No employer wants to face a sexual harassment suit. Neither do they want sexual harassment to impact any of their workers. To this end, nearly every organization in the United States has a written sexual harassment policy to alert workers to proper conduct in the workplace. Yet, researchers at the University of Missouri have discovered that even the most well-thought out sexual harassment policy may add to the problem rather than resolve it.
Understanding Why Most Sexual Harassment Policies Fail
Numerous organizations have been plagued by public scandals and harassment allegations despite having sexual harassment policies in place. Researchers suspected that some form of cognitive disconnect was to blame. They took a closer look at how these policies were being understood by employees. In questioning the employees in both group and individual sessions, they discovered that embedded organizational and national cultural attitudes colored how the polities were interpreted.

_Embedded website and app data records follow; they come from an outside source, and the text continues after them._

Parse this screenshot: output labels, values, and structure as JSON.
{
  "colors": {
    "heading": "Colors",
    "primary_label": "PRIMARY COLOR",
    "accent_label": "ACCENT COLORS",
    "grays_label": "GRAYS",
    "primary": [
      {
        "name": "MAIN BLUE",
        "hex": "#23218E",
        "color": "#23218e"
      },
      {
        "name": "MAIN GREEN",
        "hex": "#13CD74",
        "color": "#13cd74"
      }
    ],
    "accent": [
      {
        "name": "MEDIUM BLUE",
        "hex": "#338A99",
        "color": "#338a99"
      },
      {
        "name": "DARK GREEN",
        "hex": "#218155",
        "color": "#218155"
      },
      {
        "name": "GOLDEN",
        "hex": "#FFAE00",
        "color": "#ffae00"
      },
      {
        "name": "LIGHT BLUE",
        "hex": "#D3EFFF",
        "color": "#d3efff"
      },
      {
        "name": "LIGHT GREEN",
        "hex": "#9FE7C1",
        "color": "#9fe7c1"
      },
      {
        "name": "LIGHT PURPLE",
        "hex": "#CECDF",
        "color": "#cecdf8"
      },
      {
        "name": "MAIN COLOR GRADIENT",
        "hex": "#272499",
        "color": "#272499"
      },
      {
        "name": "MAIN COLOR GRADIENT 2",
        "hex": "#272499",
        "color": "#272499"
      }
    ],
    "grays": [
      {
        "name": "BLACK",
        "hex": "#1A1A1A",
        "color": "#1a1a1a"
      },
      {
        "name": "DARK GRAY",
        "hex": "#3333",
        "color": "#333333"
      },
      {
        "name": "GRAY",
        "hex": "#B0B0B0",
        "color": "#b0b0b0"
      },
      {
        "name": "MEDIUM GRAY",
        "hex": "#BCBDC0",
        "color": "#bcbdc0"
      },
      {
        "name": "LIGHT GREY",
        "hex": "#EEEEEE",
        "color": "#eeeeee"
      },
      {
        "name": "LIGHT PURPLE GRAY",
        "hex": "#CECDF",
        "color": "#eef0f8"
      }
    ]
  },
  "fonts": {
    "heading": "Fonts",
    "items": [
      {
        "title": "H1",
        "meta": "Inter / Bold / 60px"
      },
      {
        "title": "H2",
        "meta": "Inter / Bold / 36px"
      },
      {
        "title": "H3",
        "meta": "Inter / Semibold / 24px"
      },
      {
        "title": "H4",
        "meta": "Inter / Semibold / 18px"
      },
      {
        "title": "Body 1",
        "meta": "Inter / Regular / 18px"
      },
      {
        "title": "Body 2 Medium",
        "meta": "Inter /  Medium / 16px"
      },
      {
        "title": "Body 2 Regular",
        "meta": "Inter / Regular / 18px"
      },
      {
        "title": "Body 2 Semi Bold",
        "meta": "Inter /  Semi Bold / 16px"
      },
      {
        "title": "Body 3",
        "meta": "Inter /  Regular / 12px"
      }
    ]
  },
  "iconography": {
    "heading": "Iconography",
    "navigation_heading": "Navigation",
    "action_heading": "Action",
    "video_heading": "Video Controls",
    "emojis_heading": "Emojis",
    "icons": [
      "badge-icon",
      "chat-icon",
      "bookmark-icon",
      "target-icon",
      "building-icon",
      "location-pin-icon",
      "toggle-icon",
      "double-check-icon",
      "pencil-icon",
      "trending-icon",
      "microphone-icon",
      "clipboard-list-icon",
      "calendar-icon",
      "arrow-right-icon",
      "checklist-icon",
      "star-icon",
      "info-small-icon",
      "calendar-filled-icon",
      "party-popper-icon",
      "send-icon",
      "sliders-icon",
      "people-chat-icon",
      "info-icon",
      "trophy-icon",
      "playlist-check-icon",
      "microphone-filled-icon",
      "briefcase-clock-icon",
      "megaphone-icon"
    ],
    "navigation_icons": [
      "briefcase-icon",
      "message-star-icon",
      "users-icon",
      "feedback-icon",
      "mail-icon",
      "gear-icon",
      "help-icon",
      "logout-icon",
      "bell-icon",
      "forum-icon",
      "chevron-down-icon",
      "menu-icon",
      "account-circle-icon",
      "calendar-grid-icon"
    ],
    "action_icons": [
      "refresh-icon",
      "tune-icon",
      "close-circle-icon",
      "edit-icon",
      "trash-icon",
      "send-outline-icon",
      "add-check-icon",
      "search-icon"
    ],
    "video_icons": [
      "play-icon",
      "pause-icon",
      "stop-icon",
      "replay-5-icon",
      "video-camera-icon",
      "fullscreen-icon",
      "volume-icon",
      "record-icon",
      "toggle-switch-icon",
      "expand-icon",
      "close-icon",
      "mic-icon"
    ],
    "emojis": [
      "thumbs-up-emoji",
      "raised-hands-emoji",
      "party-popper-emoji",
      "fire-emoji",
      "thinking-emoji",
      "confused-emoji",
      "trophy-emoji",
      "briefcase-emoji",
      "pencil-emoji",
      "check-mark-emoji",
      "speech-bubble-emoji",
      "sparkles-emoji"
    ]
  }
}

Surveys revealed that both male and female workers tend to view the policies as threatening and irrational. This is because most policies focus on behavior and are kept free of emotionally-charged language. For instance, the average policy used the expressions ‘perpetrator’ and ‘victim’ rather than more candid terminology. This neutral language, while seemingly wise, caused some employees to shift their views of the policies based on cultural fallacies that men are rational and competent while women are irrational and emotional.
Recommendations for Drafting a Stronger Sexual Harassment Policy
The researchers concluded that to stem sexual harassment in the workforce, the first thing needed was stronger, more direct language. They recommended using a definition calling a harasser a sexual predator and referring to a victim as a target. This would prevent the intertwining of the policy with erroneous cultural attitudes so that employees will be less apt to shift into a male-centric view that permits them to feel persecuted if they engage in such behaviors.
Another recommendation was to alter current policies that require the victim to call out the perpetrator. Currently, when a person who is the target of a sexual predator reports the conduct, he or she risks becoming ostracized by the rest of the office for causing problems. In essence, the employee must choose between potential isolation from peers and allowing the predatory behavior to continue. Allowing it to continue only causes the target further emotional harm and permits the problem to grow unabated, causing later harm to the organization.
By changing the policy such that anyone seeing sexual harassment has a responsibility to report it, a cultural shift to can occur. Instead of the target becoming a trouble-maker, co-workers become allies. Bystander intervention will also result in a healthier organizational structure by reinforcing cooperation while collectively denouncing sexual predators in the workplace.
Montgomery County Employment Lawyers at Sidney L. Gold & Associates Enforce Sexual Harassment Policies Effectively
Sexual harassment is a difficult and complex problem for any business to tackle. As recent headlines and this research shows, no company should attempt to draft a sexual harassment policy without the assistance of professionals who stay on top of the issue. For more than thirty years, the Montgomery County employment lawyers at Sidney L. Gold & Associates P.C. have worked on both sides of the problem and can help. To schedule a consultation at our Center City Philadelphia offices, contact us online or call 215-569-1999. We serve clients throughout New Jersey and Pennsylvania.